Maintenance opioid therapy for injection-drug users associated with lower incidence of hepatitis C

In a group of young users of injection drugs, recent maintenance opioid agonist therapy with methadone or buprenorphine for opioid use disorders, such as heroin addiction, was associated with a lower incidence of hepatitis C virus (HCV) infection and may be an effective strategy to reduce injection-drug use and the resulting spread of HCV, according to a study published online by JAMA Internal Medicine.

The use of injection drugs is a main route of transmission for HCV infection. Younger drug users are an important group to target because they are at the core of HCV infections. Interventions that can prevent HCV infections are vital. Previous studies have suggested that opioid agonist therapy may reduce the incidence of HCV infection but little was known about the effect of this therapy in young drug users.

Researchers Judith I. Tsui, M.D., M.P.H., of the Boston University School of Medicine, and colleagues examined the effects in a group of 552 young injection-drug users in San Francisco from January 2000 through August 2013. The median age of the drug users was 23 years; most of the drug users were male, white and homeless. The median duration of drug use was 3.6 years and 33.3 percent of participants were daily drug users. Nearly 60 percent of drug users reported heroin as the drug they had used most often in the past month. While most participants (82.4 percent) reported receiving no substance use treatment in the prior year, 4.2 percent reported having had maintenance opioid agonist treatment in the prior year.

During the study observation period, there were 171 cases of HCV for an incidence rate of 25.1 per 100 person-years. Participants who reported maintenance opioid agonist therapy in the past three months had a lower incidence of HCV infection compared with those participants who reported no therapy.

"Young are a major driving force in the epidemic of HCV infection in the United States and Canada and therefore are an important target for prevention. ... Our results suggest that treatment for opioid use disorders with maintenance opioid agonist can reduce transmission of HCV in young adult injection and should be offered as an important component of comprehensive strategies for prevention of primary HCV ," the authors conclude.

Explore further

Researchers look at prescription opioid abuse among young adults in NYC

More information: JAMA Intern Med. Published online October 27, 2014. DOI: 10.1001/jamainternmed.2014.5416
Journal information: JAMA Internal Medicine
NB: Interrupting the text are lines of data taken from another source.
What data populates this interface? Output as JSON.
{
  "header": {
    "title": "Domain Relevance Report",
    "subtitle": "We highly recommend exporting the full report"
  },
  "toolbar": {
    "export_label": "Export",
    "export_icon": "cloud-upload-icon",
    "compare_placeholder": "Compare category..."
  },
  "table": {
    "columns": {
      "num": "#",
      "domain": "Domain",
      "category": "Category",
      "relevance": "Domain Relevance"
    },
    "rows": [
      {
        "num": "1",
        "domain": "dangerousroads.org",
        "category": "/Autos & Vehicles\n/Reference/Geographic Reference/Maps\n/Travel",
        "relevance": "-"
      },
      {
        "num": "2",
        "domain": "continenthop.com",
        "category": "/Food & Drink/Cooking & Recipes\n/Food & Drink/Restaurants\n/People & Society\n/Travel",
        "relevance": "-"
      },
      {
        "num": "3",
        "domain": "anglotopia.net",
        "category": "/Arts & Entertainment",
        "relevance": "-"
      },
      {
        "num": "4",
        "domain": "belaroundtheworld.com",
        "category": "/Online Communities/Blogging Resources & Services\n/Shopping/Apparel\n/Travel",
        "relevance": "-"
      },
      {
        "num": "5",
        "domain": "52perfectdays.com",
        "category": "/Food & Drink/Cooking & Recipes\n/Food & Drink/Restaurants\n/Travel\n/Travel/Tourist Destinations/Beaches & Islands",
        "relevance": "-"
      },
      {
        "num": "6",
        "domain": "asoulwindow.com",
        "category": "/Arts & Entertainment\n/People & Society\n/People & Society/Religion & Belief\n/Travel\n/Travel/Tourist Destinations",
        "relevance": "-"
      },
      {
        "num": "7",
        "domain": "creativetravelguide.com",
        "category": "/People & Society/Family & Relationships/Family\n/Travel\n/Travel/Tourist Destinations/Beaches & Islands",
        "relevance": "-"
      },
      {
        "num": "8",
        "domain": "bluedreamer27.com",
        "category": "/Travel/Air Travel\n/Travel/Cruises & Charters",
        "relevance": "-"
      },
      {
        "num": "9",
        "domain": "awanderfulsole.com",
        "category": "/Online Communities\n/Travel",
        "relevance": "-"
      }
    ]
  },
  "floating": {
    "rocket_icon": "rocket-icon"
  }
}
Citation: Maintenance opioid therapy for injection-drug users associated with lower incidence of hepatitis C (2014, October 27) retrieved 18 April 2021 from
This document is subject to copyright. Apart from any fair dealing for the purpose of private study or research, no part may be reproduced without the written permission. The content is provided for information purposes only.

Feedback to editors

User comments